The cotton pads according to the invention are applied in beauty care or cosmetics, for example, for make-up, in baby care, when cleaning the ears. Moreover, cotton buds according to the invention are also applied as a so-called smear tool, i.e. for smearing saliva samples, such as for determining the genetic fingerprint with DNA mass screening
The grip body of the cotton bud according to the invention has the advantage that this has a comparatively high bending stiffness and simultaneously does not break in a splintering manner when the bending forces are too high, but rather deforms plastically. Accordingly, the grip body according to the invention has plastic characteristics.
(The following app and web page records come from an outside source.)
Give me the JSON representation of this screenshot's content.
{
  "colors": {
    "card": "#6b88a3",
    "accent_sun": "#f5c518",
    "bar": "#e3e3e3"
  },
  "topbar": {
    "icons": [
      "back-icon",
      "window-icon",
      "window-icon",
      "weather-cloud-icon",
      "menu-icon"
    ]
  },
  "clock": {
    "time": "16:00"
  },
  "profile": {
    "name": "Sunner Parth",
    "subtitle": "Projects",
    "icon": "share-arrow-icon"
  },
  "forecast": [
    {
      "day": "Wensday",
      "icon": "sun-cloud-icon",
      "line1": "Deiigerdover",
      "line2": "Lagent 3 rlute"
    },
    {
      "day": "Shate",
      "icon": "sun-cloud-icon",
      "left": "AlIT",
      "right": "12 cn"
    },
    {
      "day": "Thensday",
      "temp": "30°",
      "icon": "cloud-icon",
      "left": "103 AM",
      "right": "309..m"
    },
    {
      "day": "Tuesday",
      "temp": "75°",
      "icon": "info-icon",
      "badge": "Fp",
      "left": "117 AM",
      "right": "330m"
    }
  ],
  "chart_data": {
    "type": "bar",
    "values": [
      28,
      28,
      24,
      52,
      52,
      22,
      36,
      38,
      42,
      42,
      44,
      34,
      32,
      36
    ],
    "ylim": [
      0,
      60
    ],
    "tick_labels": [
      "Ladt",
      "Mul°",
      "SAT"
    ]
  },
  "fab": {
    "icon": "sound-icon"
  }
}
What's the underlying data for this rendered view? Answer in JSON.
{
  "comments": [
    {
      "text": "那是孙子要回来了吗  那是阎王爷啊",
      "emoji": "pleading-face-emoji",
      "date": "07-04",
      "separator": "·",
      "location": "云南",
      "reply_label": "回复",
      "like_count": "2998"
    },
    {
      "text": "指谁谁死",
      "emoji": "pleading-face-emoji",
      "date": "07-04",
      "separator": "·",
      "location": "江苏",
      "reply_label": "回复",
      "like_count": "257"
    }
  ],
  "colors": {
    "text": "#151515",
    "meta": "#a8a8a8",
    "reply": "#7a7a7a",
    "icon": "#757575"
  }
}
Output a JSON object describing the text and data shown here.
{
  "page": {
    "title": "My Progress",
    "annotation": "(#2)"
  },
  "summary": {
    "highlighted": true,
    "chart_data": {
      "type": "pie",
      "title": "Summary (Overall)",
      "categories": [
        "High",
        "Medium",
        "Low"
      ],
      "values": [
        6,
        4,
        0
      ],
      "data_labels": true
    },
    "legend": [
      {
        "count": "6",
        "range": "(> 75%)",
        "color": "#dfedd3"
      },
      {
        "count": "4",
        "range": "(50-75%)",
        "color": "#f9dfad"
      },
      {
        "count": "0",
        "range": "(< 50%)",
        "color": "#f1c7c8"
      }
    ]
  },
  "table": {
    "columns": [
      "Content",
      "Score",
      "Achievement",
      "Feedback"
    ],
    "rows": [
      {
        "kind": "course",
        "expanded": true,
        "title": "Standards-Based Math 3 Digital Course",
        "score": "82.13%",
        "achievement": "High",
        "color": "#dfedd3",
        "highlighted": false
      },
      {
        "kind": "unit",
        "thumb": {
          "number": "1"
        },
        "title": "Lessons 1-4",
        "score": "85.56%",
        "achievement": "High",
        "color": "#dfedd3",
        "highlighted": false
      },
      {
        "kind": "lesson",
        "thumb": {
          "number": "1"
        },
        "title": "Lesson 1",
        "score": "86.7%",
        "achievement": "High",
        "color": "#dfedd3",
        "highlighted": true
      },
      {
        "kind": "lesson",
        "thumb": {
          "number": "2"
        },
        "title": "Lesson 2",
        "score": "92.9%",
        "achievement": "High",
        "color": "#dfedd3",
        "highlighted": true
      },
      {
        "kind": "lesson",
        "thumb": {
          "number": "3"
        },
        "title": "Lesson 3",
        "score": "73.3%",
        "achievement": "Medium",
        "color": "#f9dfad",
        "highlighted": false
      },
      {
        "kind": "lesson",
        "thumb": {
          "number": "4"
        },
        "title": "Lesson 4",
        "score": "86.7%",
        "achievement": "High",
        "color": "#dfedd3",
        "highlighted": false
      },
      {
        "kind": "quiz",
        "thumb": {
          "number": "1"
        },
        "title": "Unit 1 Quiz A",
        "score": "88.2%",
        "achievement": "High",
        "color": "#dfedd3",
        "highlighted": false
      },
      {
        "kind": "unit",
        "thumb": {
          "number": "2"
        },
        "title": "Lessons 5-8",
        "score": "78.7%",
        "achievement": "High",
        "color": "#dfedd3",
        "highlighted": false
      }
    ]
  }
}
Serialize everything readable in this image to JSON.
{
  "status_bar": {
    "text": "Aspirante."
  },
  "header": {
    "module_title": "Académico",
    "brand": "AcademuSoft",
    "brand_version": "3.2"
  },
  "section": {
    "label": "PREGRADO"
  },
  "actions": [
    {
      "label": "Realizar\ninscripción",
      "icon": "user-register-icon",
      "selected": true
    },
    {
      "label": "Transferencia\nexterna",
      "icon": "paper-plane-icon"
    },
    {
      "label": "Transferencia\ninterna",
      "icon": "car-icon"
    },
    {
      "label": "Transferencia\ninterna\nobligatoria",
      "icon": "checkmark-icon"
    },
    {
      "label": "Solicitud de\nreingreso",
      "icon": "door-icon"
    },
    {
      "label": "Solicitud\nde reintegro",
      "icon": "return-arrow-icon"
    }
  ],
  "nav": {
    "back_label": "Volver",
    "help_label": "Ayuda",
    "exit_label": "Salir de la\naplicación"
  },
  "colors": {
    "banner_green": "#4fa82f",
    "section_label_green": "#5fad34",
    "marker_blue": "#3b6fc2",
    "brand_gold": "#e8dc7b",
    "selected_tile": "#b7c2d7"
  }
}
Moreover, the grip body, as already mentioned, is inexpensive in its manufacture, in particular if recycled natural fibres are applied, as well as biologically degradable.
1. A cotton bud with a rod-like grip body and with a bud body that is arranged at least at one free end of the grip
- body, wherein
- the rod-like grip body is a biologically degradable extrusion body which that comprises natural fibres as well as a material matrix, wherein the natural fibres are held together via the material matrix acting as a binding agent.
2. The cotton bud according to claim 1, wherein the natural fibres are cellulose fibres or include cellulose fibre.
3. The cotton bud according to claim 1, wherein the material matrix acts as a binding agent and consists of or comprises, one of the following materials or a mixture of the following materials: starch, sugar, lignin, chitin, gelatine, proteins, glycerine, fructose, methyl cellulose, agar-agar, wax, pectin and/or biologically degradable polymers.
4. The cotton bud according to claim 1, wherein the grip body comprises 10 to 90% by volume, in particular 30 to 80% by volume, advantageously 40 to 70% by volume of natural fibres.
5. The cotton bud according to claim 1, wherein the natural fibres are aligned in the longitudinal direction of the rod-like grip.
6. The cotton bud according to claim 1, wherein the grip body comprises cotton fibres as additional, long-fibred reinforcement.
7. The cotton bud according to claim 1, wherein the natural fibres are secondary fibres of a recycled material, such as waste paper, or from waste of rice production, or comprise such.
8. The cotton bud according to claim 1, wherein the natural fibres are primary fibres or comprise such, and which are obtained directly from wood or wood waste.
9. A rod-like grip body for a cotton bud according to claim 1 wherein the grip body is manufactured from a biologically degradable extrusion body, and comprises natural fibres embedded into a material matrix.
10. A method for manufacturing the grip body for a cotton bud according to claim 1, comprising the steps of:
- mixing natural fibres with a biologically degradable matrix material into an extrudable extrusion mass in a mixing device;
- extruding the extrusion mass through an extrusion nozzle amid the formation of an elongate extrusion body;
- curing, such as solidifying or drying, the extrusion body.
11. The method according to claim 10, wherein water is added during the mixing of the extrusion mass.
12. The method according to claim 10, wherein the extrusion mass is mixed in an extruder screw.
13. The method according to claim 10, wherein the extrusion body is cut to length into individual grip bodies before, during or after the curing.
International Classification: A61L 15/62 (20060101); B29C 47/00 (20060101); A61L 15/34 (20060101); A61L 15/32 (20060101); A61L 15/28 (20060101); A61F 13/38 (20060101); A61L 15/22 (20060101);